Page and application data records
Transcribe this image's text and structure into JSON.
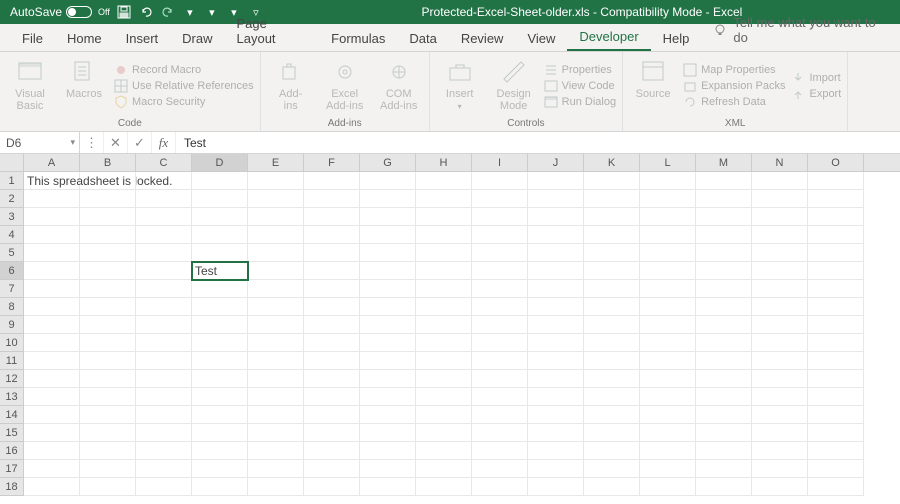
{
  "titlebar": {
    "autosave_label": "AutoSave",
    "autosave_state": "Off",
    "document_title": "Protected-Excel-Sheet-older.xls  -  Compatibility Mode  -  Excel"
  },
  "tabs": [
    {
      "label": "File"
    },
    {
      "label": "Home"
    },
    {
      "label": "Insert"
    },
    {
      "label": "Draw"
    },
    {
      "label": "Page Layout"
    },
    {
      "label": "Formulas"
    },
    {
      "label": "Data"
    },
    {
      "label": "Review"
    },
    {
      "label": "View"
    },
    {
      "label": "Developer",
      "active": true
    },
    {
      "label": "Help"
    }
  ],
  "tellme_placeholder": "Tell me what you want to do",
  "ribbon": {
    "code": {
      "visual_basic": "Visual\nBasic",
      "macros": "Macros",
      "record_macro": "Record Macro",
      "use_relative": "Use Relative References",
      "macro_security": "Macro Security",
      "group": "Code"
    },
    "addins": {
      "addins": "Add-\nins",
      "excel_addins": "Excel\nAdd-ins",
      "com_addins": "COM\nAdd-ins",
      "group": "Add-ins"
    },
    "controls": {
      "insert": "Insert",
      "design_mode": "Design\nMode",
      "properties": "Properties",
      "view_code": "View Code",
      "run_dialog": "Run Dialog",
      "group": "Controls"
    },
    "xml": {
      "source": "Source",
      "map_properties": "Map Properties",
      "expansion_packs": "Expansion Packs",
      "refresh_data": "Refresh Data",
      "import": "Import",
      "export": "Export",
      "group": "XML"
    }
  },
  "formula_bar": {
    "name_box": "D6",
    "fx": "fx",
    "formula": "Test"
  },
  "grid": {
    "columns": [
      "A",
      "B",
      "C",
      "D",
      "E",
      "F",
      "G",
      "H",
      "I",
      "J",
      "K",
      "L",
      "M",
      "N",
      "O"
    ],
    "selected_col": "D",
    "selected_row": 6,
    "row_count": 18,
    "cells": {
      "A1": "This spreadsheet is locked.",
      "D6": "Test"
    },
    "editing_cell": "D6"
  }
}
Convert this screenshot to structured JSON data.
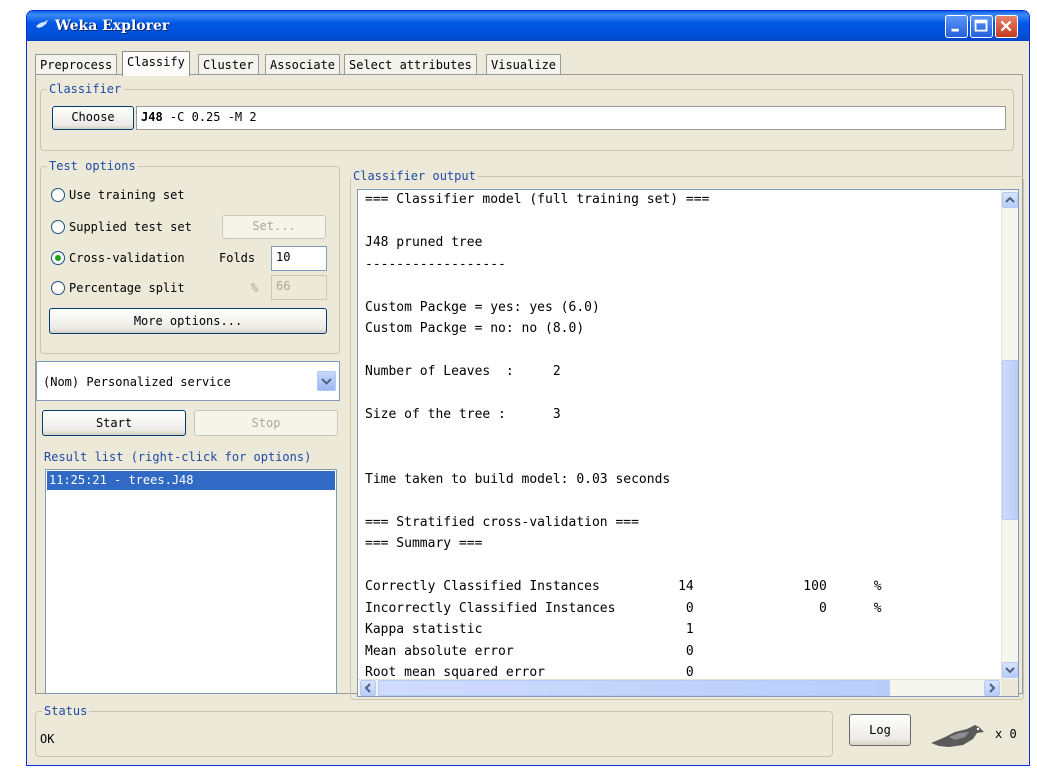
{
  "window": {
    "title": "Weka Explorer",
    "icon": "weka-bird-icon",
    "controls": [
      "minimize",
      "maximize",
      "close"
    ]
  },
  "tabs": [
    {
      "label": "Preprocess",
      "active": false
    },
    {
      "label": "Classify",
      "active": true
    },
    {
      "label": "Cluster",
      "active": false
    },
    {
      "label": "Associate",
      "active": false
    },
    {
      "label": "Select attributes",
      "active": false
    },
    {
      "label": "Visualize",
      "active": false
    }
  ],
  "classifier": {
    "legend": "Classifier",
    "choose_label": "Choose",
    "name": "J48",
    "options": " -C 0.25 -M 2"
  },
  "test_options": {
    "legend": "Test options",
    "use_training_set": "Use training set",
    "supplied_test_set": "Supplied test set",
    "set_label": "Set...",
    "cross_validation": "Cross-validation",
    "folds_label": "Folds",
    "folds_value": "10",
    "percentage_split": "Percentage split",
    "percent_symbol": "%",
    "percent_value": "66",
    "selected": "cross_validation",
    "more_options_label": "More options..."
  },
  "class_attribute": {
    "selected": "(Nom) Personalized service"
  },
  "actions": {
    "start_label": "Start",
    "stop_label": "Stop"
  },
  "result_list": {
    "legend": "Result list (right-click for options)",
    "items": [
      "11:25:21 - trees.J48"
    ]
  },
  "classifier_output": {
    "legend": "Classifier output",
    "lines": [
      "=== Classifier model (full training set) ===",
      "",
      "J48 pruned tree",
      "------------------",
      "",
      "Custom Packge = yes: yes (6.0)",
      "Custom Packge = no: no (8.0)",
      "",
      "Number of Leaves  :\t2",
      "",
      "Size of the tree :\t3",
      "",
      "",
      "Time taken to build model: 0.03 seconds",
      "",
      "=== Stratified cross-validation ===",
      "=== Summary ===",
      "",
      "Correctly Classified Instances          14              100      %",
      "Incorrectly Classified Instances         0                0      %",
      "Kappa statistic                          1",
      "Mean absolute error                      0",
      "Root mean squared error                  0"
    ]
  },
  "status": {
    "legend": "Status",
    "text": "OK",
    "log_label": "Log",
    "x_count": "x 0"
  },
  "colors": {
    "titlebar": "#0058e6",
    "window_bg": "#ece9d8",
    "legend_text": "#1f4aa8",
    "selection": "#316ac5"
  }
}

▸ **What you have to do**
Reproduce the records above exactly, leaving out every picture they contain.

▸ **Result below**
Transcribe this image's text and structure into JSON.
{
  "titlebar": {
    "autosave_label": "AutoSave",
    "autosave_state": "Off",
    "document_title": "Protected-Excel-Sheet-older.xls  -  Compatibility Mode  -  Excel"
  },
  "tabs": [
    {
      "label": "File"
    },
    {
      "label": "Home"
    },
    {
      "label": "Insert"
    },
    {
      "label": "Draw"
    },
    {
      "label": "Page Layout"
    },
    {
      "label": "Formulas"
    },
    {
      "label": "Data"
    },
    {
      "label": "Review"
    },
    {
      "label": "View"
    },
    {
      "label": "Developer",
      "active": true
    },
    {
      "label": "Help"
    }
  ],
  "tellme_placeholder": "Tell me what you want to do",
  "ribbon": {
    "code": {
      "visual_basic": "Visual\nBasic",
      "macros": "Macros",
      "record_macro": "Record Macro",
      "use_relative": "Use Relative References",
      "macro_security": "Macro Security",
      "group": "Code"
    },
    "addins": {
      "addins": "Add-\nins",
      "excel_addins": "Excel\nAdd-ins",
      "com_addins": "COM\nAdd-ins",
      "group": "Add-ins"
    },
    "controls": {
      "insert": "Insert",
      "design_mode": "Design\nMode",
      "properties": "Properties",
      "view_code": "View Code",
      "run_dialog": "Run Dialog",
      "group": "Controls"
    },
    "xml": {
      "source": "Source",
      "map_properties": "Map Properties",
      "expansion_packs": "Expansion Packs",
      "refresh_data": "Refresh Data",
      "import": "Import",
      "export": "Export",
      "group": "XML"
    }
  },
  "formula_bar": {
    "name_box": "D6",
    "fx": "fx",
    "formula": "Test"
  },
  "grid": {
    "columns": [
      "A",
      "B",
      "C",
      "D",
      "E",
      "F",
      "G",
      "H",
      "I",
      "J",
      "K",
      "L",
      "M",
      "N",
      "O"
    ],
    "selected_col": "D",
    "selected_row": 6,
    "row_count": 18,
    "cells": {
      "A1": "This spreadsheet is locked.",
      "D6": "Test"
    },
    "editing_cell": "D6"
  }
}
Convert this screenshot to structured JSON data.
{
  "window": {
    "title": "Weka Explorer",
    "icon": "weka-bird-icon",
    "controls": [
      "minimize",
      "maximize",
      "close"
    ]
  },
  "tabs": [
    {
      "label": "Preprocess",
      "active": false
    },
    {
      "label": "Classify",
      "active": true
    },
    {
      "label": "Cluster",
      "active": false
    },
    {
      "label": "Associate",
      "active": false
    },
    {
      "label": "Select attributes",
      "active": false
    },
    {
      "label": "Visualize",
      "active": false
    }
  ],
  "classifier": {
    "legend": "Classifier",
    "choose_label": "Choose",
    "name": "J48",
    "options": " -C 0.25 -M 2"
  },
  "test_options": {
    "legend": "Test options",
    "use_training_set": "Use training set",
    "supplied_test_set": "Supplied test set",
    "set_label": "Set...",
    "cross_validation": "Cross-validation",
    "folds_label": "Folds",
    "folds_value": "10",
    "percentage_split": "Percentage split",
    "percent_symbol": "%",
    "percent_value": "66",
    "selected": "cross_validation",
    "more_options_label": "More options..."
  },
  "class_attribute": {
    "selected": "(Nom) Personalized service"
  },
  "actions": {
    "start_label": "Start",
    "stop_label": "Stop"
  },
  "result_list": {
    "legend": "Result list (right-click for options)",
    "items": [
      "11:25:21 - trees.J48"
    ]
  },
  "classifier_output": {
    "legend": "Classifier output",
    "lines": [
      "=== Classifier model (full training set) ===",
      "",
      "J48 pruned tree",
      "------------------",
      "",
      "Custom Packge = yes: yes (6.0)",
      "Custom Packge = no: no (8.0)",
      "",
      "Number of Leaves  :\t2",
      "",
      "Size of the tree :\t3",
      "",
      "",
      "Time taken to build model: 0.03 seconds",
      "",
      "=== Stratified cross-validation ===",
      "=== Summary ===",
      "",
      "Correctly Classified Instances          14              100      %",
      "Incorrectly Classified Instances         0                0      %",
      "Kappa statistic                          1",
      "Mean absolute error                      0",
      "Root mean squared error                  0"
    ]
  },
  "status": {
    "legend": "Status",
    "text": "OK",
    "log_label": "Log",
    "x_count": "x 0"
  },
  "colors": {
    "titlebar": "#0058e6",
    "window_bg": "#ece9d8",
    "legend_text": "#1f4aa8",
    "selection": "#316ac5"
  }
}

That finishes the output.